NOTE: Reference within the label to equipment produced by or available from other parties is provided without consideration for use by the reader at its discretion and subject to the reader’s independent circumstances, evaluation, and expertise. Such reference by MANA is not intended as an endorsement of such equipment, shall not constitute a warranty (express or implied) of such equipment, and is not intended to imply that other equipment is not available and equally suitable. Any discussion of methods of use of such equipment does not imply that the reader should use the equipment other than is advised in directions available from the equipment’s manufacturer. The reader is responsible for exercising their own judgment and expertise, or consulting with sources other than MANA, in selecting and determining how to use its equipment.

Ground: Applications should be made with nozzles and pressures which provide adequate plant coverage, but minimize the production of fine spray particles. Large droplet producing equipment, such as the Radiarc sprayer may aid in reducing off-target drift. Drift control agents or high viscosity invert systems can also be used to minimize drift. Use of low pressure nozzles and operating these nozzles in the lower end of the manufacturer’s specified rates is advised. To minimize drift, keep the spray boom as low as possible; apply in = 20 gallons of spray volume per acre; spray when wind velocities are low; or use an approved drift control agent.

High Volume Leaf-Stem Treatments: Make applications no higher than brush tops with low pressure and coarse spray droplets to minimize spray drift. A drift control agent may be used to reduce spray drift.

Refer in the label regarding tank mix information.

Limitations, Restrictions, and Exceptions

APPLICATION DIRECTIONS FOR RANGELAND, PERMANENT GRASS PASTURES, AND CONSERVATION RESERVE PROGRAM (CRP) ACRES

Refer to Tables 1 and 2 of the label for a list of woody plants and broadleaf weeds that are controlled by TRIQUAD.

Florida: TRIQUAD may be applied to non-irrigation ditchbanks and fencerows on farms and ranches in addition to those uses listed in this section of the label.

Application Methods

Foliage Treatment with Ground Equipment

Use sufficient spray volume to completely and uniformly cover foliage using 10 or more gallons of total spray volume per acre. To ensure adequate coverage of plants with increased depth and density of foliage, and particularly for treatment of woody plants, use higher spray volumes.

High-Volume Foliage Treatment

To control susceptible woody plants, use the recommended rate of TRIQUAD alone or in a tank mix to make 100 gallons of spray mixture. For rangeland and permanent pasture sites, make 1 application per year and apply no more than 2 quarts of TRIQUAD (2 lbs. ae of triclopyr) per acre. TRIQUAD may be tank mixed with other herbicides at recommended rates (see application rates table below) to control a broader spectrum of woody plants and broadleaf weeds. Be sure to follow all applicable use directions, precautions, and limitations on the respective product labels when tank mixing.

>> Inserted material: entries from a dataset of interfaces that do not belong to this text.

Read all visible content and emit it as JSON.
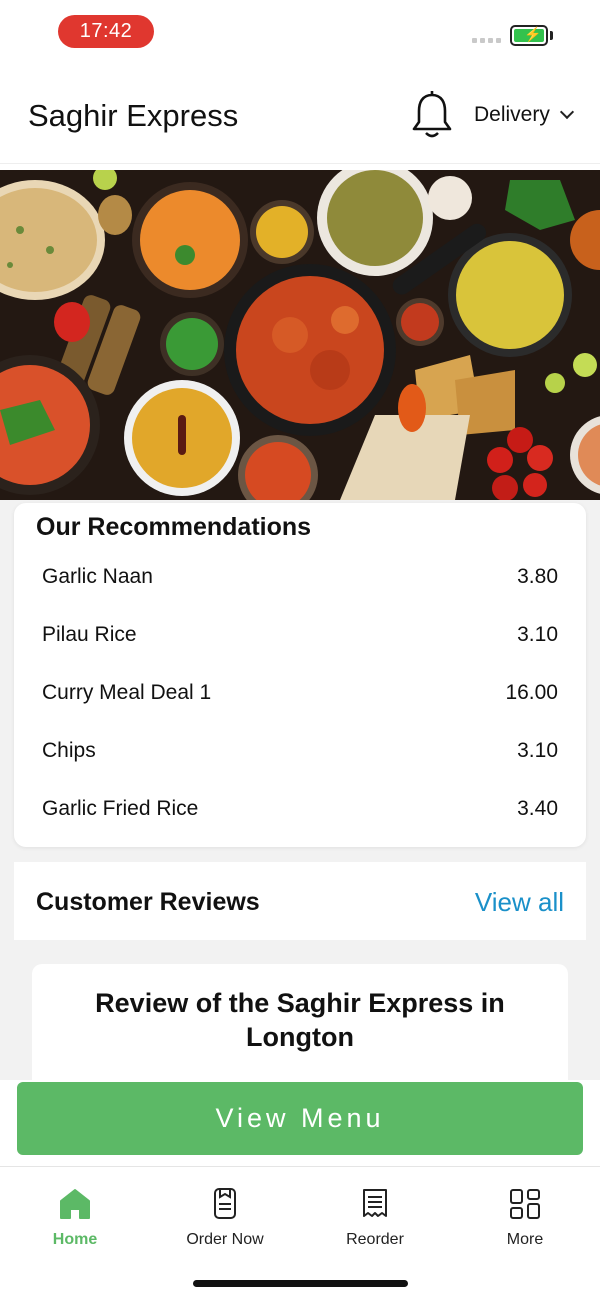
{
  "status_bar": {
    "time": "17:42"
  },
  "header": {
    "title": "Saghir Express",
    "delivery_label": "Delivery"
  },
  "hero": {
    "image_name": "indian-food-spread"
  },
  "recommendations": {
    "title": "Our Recommendations",
    "items": [
      {
        "name": "Garlic Naan",
        "price": "3.80"
      },
      {
        "name": "Pilau Rice",
        "price": "3.10"
      },
      {
        "name": "Curry Meal Deal 1",
        "price": "16.00"
      },
      {
        "name": "Chips",
        "price": "3.10"
      },
      {
        "name": "Garlic Fried Rice",
        "price": "3.40"
      }
    ]
  },
  "reviews": {
    "title": "Customer Reviews",
    "view_all_label": "View all",
    "card_title": "Review of the Saghir Express in Longton"
  },
  "view_menu_label": "View Menu",
  "tabs": [
    {
      "label": "Home",
      "icon": "home-icon",
      "active": true
    },
    {
      "label": "Order Now",
      "icon": "order-icon",
      "active": false
    },
    {
      "label": "Reorder",
      "icon": "receipt-icon",
      "active": false
    },
    {
      "label": "More",
      "icon": "grid-icon",
      "active": false
    }
  ],
  "colors": {
    "accent_green": "#5cb966",
    "link_blue": "#1a90c9",
    "time_pill_red": "#e0372f"
  }
}
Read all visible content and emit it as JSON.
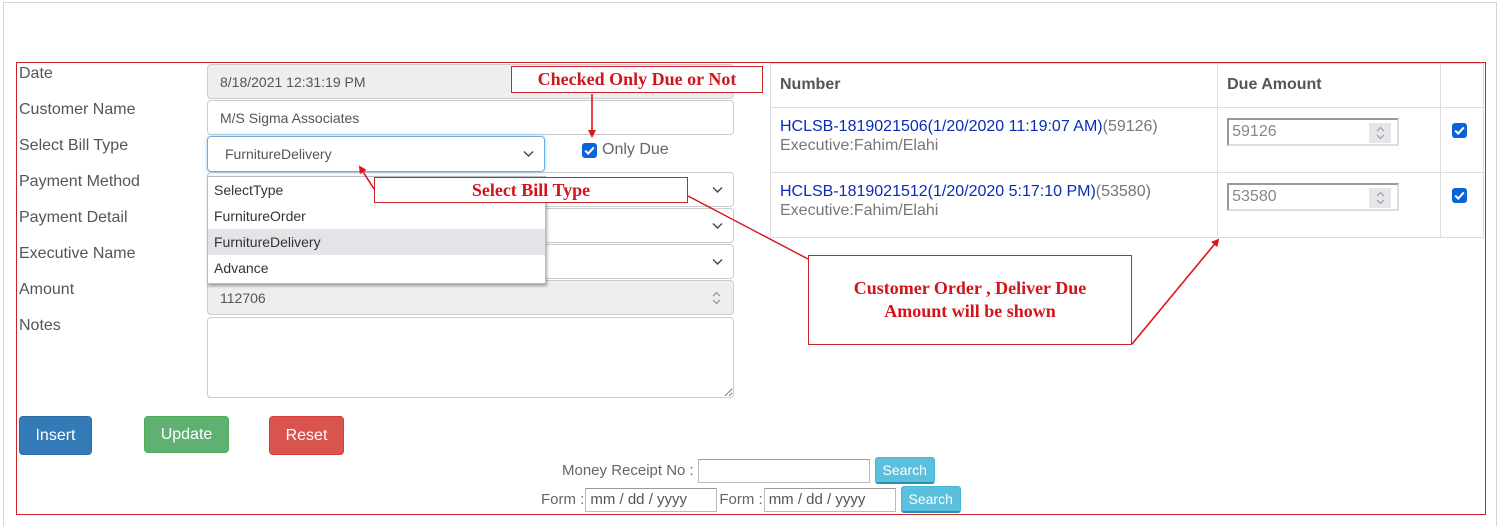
{
  "form": {
    "labels": {
      "date": "Date",
      "customer_name": "Customer Name",
      "bill_type": "Select Bill Type",
      "payment_method": "Payment Method",
      "payment_detail": "Payment Detail",
      "executive_name": "Executive Name",
      "amount": "Amount",
      "notes": "Notes"
    },
    "values": {
      "date": "8/18/2021 12:31:19 PM",
      "customer_name": "M/S Sigma Associates",
      "bill_type": "FurnitureDelivery",
      "payment_method": "",
      "payment_detail": "",
      "executive_name": "",
      "amount": "112706",
      "notes": ""
    },
    "bill_type_options": [
      "SelectType",
      "FurnitureOrder",
      "FurnitureDelivery",
      "Advance"
    ],
    "bill_type_highlighted_index": 2,
    "only_due": {
      "label": "Only Due",
      "checked": true
    }
  },
  "buttons": {
    "insert": "Insert",
    "update": "Update",
    "reset": "Reset"
  },
  "search": {
    "money_receipt_label": "Money Receipt No :",
    "money_receipt_value": "",
    "search_label": "Search",
    "form_label_1": "Form :",
    "form_label_2": "Form :",
    "date_placeholder_1": "mm / dd / yyyy",
    "date_placeholder_2": "mm / dd / yyyy"
  },
  "due_table": {
    "headers": [
      "Number",
      "Due Amount",
      ""
    ],
    "rows": [
      {
        "bill": "HCLSB-1819021506(1/20/2020 11:19:07 AM)",
        "bill_amount": "(59126)",
        "executive": "Executive:Fahim/Elahi",
        "due_amount": "59126",
        "checked": true
      },
      {
        "bill": "HCLSB-1819021512(1/20/2020 5:17:10 PM)",
        "bill_amount": "(53580)",
        "executive": "Executive:Fahim/Elahi",
        "due_amount": "53580",
        "checked": true
      }
    ]
  },
  "annotations": {
    "checked_only_due": "Checked Only Due or Not",
    "select_bill_type": "Select Bill Type",
    "customer_order_line1": "Customer Order , Deliver Due",
    "customer_order_line2": "Amount will be shown"
  },
  "colors": {
    "annotation_red": "#d2141b",
    "link_blue": "#0a2bb8",
    "insert_blue": "#337ab7",
    "update_green": "#5fb073",
    "reset_red": "#d9534f",
    "search_cyan": "#5bc0de",
    "checkbox_blue": "#0b63d8"
  }
}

Apply sufficient spray volume to thoroughly wet all leaves, stems, and root collars. Minimize spray drift by using the minimum spray pressure that provides adequate plant coverage without forming a mist and direct sprays no higher than the top of the target plants. A drift control additive cleared for application to growing crops may also be used to reduce spray drift. For best results, apply when woody plants and weeds are actively growing.

Restricted Entry Interval

12 hours